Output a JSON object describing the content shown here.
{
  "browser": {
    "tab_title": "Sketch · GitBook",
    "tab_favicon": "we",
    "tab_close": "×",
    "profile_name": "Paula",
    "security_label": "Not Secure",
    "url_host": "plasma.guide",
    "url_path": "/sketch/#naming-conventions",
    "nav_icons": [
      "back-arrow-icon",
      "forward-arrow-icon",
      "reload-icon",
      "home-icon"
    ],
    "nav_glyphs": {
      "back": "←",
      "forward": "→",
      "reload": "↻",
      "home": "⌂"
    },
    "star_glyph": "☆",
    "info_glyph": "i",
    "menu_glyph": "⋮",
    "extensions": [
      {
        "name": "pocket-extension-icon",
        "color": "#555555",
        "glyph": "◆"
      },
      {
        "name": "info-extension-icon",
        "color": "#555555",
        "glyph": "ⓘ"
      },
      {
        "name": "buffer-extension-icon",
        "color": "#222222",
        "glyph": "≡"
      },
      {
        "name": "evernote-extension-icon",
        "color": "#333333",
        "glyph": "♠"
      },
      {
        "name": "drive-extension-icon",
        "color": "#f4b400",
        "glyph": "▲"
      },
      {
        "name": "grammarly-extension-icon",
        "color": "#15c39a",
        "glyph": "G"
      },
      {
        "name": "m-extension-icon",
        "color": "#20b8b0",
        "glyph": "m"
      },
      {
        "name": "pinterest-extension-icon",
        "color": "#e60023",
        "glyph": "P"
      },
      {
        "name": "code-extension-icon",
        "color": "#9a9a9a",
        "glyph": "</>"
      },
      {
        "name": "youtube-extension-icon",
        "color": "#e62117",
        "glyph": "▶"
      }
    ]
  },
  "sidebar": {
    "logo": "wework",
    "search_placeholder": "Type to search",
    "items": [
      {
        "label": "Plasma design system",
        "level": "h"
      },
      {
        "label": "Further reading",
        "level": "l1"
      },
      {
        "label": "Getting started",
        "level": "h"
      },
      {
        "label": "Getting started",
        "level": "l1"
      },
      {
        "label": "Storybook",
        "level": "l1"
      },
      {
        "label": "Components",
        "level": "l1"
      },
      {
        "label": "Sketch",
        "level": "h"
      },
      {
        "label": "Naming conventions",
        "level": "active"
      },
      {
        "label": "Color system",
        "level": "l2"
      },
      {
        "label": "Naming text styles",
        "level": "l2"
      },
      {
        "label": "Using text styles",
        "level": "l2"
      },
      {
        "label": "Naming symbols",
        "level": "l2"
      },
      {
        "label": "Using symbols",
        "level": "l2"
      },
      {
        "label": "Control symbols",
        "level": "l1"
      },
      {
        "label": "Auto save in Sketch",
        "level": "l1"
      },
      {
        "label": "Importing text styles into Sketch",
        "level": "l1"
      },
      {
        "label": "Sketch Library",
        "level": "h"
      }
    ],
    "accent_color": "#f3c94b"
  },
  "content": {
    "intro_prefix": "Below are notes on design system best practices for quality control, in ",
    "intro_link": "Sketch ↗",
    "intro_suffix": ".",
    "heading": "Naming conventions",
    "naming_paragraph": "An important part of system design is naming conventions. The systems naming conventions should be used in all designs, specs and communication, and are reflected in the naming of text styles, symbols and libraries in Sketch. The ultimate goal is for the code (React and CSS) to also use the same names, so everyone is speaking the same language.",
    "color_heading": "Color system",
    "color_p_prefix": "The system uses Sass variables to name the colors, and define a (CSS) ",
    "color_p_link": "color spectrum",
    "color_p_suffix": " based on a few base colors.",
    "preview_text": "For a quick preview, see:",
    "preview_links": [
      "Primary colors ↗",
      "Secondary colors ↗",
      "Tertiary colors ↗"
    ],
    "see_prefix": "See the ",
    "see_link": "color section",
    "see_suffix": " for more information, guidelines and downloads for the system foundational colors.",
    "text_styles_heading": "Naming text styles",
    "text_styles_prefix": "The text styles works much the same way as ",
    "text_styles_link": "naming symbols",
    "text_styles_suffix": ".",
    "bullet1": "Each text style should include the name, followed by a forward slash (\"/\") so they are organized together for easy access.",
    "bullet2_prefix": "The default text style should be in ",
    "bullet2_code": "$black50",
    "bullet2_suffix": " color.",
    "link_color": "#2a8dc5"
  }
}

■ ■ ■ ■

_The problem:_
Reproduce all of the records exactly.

_Solution to this problem:_
Output a JSON object describing the content shown here.
{
  "browser": {
    "tab_title": "Sketch · GitBook",
    "tab_favicon": "we",
    "tab_close": "×",
    "profile_name": "Paula",
    "security_label": "Not Secure",
    "url_host": "plasma.guide",
    "url_path": "/sketch/#naming-conventions",
    "nav_icons": [
      "back-arrow-icon",
      "forward-arrow-icon",
      "reload-icon",
      "home-icon"
    ],
    "nav_glyphs": {
      "back": "←",
      "forward": "→",
      "reload": "↻",
      "home": "⌂"
    },
    "star_glyph": "☆",
    "info_glyph": "i",
    "menu_glyph": "⋮",
    "extensions": [
      {
        "name": "pocket-extension-icon",
        "color": "#555555",
        "glyph": "◆"
      },
      {
        "name": "info-extension-icon",
        "color": "#555555",
        "glyph": "ⓘ"
      },
      {
        "name": "buffer-extension-icon",
        "color": "#222222",
        "glyph": "≡"
      },
      {
        "name": "evernote-extension-icon",
        "color": "#333333",
        "glyph": "♠"
      },
      {
        "name": "drive-extension-icon",
        "color": "#f4b400",
        "glyph": "▲"
      },
      {
        "name": "grammarly-extension-icon",
        "color": "#15c39a",
        "glyph": "G"
      },
      {
        "name": "m-extension-icon",
        "color": "#20b8b0",
        "glyph": "m"
      },
      {
        "name": "pinterest-extension-icon",
        "color": "#e60023",
        "glyph": "P"
      },
      {
        "name": "code-extension-icon",
        "color": "#9a9a9a",
        "glyph": "</>"
      },
      {
        "name": "youtube-extension-icon",
        "color": "#e62117",
        "glyph": "▶"
      }
    ]
  },
  "sidebar": {
    "logo": "wework",
    "search_placeholder": "Type to search",
    "items": [
      {
        "label": "Plasma design system",
        "level": "h"
      },
      {
        "label": "Further reading",
        "level": "l1"
      },
      {
        "label": "Getting started",
        "level": "h"
      },
      {
        "label": "Getting started",
        "level": "l1"
      },
      {
        "label": "Storybook",
        "level": "l1"
      },
      {
        "label": "Components",
        "level": "l1"
      },
      {
        "label": "Sketch",
        "level": "h"
      },
      {
        "label": "Naming conventions",
        "level": "active"
      },
      {
        "label": "Color system",
        "level": "l2"
      },
      {
        "label": "Naming text styles",
        "level": "l2"
      },
      {
        "label": "Using text styles",
        "level": "l2"
      },
      {
        "label": "Naming symbols",
        "level": "l2"
      },
      {
        "label": "Using symbols",
        "level": "l2"
      },
      {
        "label": "Control symbols",
        "level": "l1"
      },
      {
        "label": "Auto save in Sketch",
        "level": "l1"
      },
      {
        "label": "Importing text styles into Sketch",
        "level": "l1"
      },
      {
        "label": "Sketch Library",
        "level": "h"
      }
    ],
    "accent_color": "#f3c94b"
  },
  "content": {
    "intro_prefix": "Below are notes on design system best practices for quality control, in ",
    "intro_link": "Sketch ↗",
    "intro_suffix": ".",
    "heading": "Naming conventions",
    "naming_paragraph": "An important part of system design is naming conventions. The systems naming conventions should be used in all designs, specs and communication, and are reflected in the naming of text styles, symbols and libraries in Sketch. The ultimate goal is for the code (React and CSS) to also use the same names, so everyone is speaking the same language.",
    "color_heading": "Color system",
    "color_p_prefix": "The system uses Sass variables to name the colors, and define a (CSS) ",
    "color_p_link": "color spectrum",
    "color_p_suffix": " based on a few base colors.",
    "preview_text": "For a quick preview, see:",
    "preview_links": [
      "Primary colors ↗",
      "Secondary colors ↗",
      "Tertiary colors ↗"
    ],
    "see_prefix": "See the ",
    "see_link": "color section",
    "see_suffix": " for more information, guidelines and downloads for the system foundational colors.",
    "text_styles_heading": "Naming text styles",
    "text_styles_prefix": "The text styles works much the same way as ",
    "text_styles_link": "naming symbols",
    "text_styles_suffix": ".",
    "bullet1": "Each text style should include the name, followed by a forward slash (\"/\") so they are organized together for easy access.",
    "bullet2_prefix": "The default text style should be in ",
    "bullet2_code": "$black50",
    "bullet2_suffix": " color.",
    "link_color": "#2a8dc5"
  }
}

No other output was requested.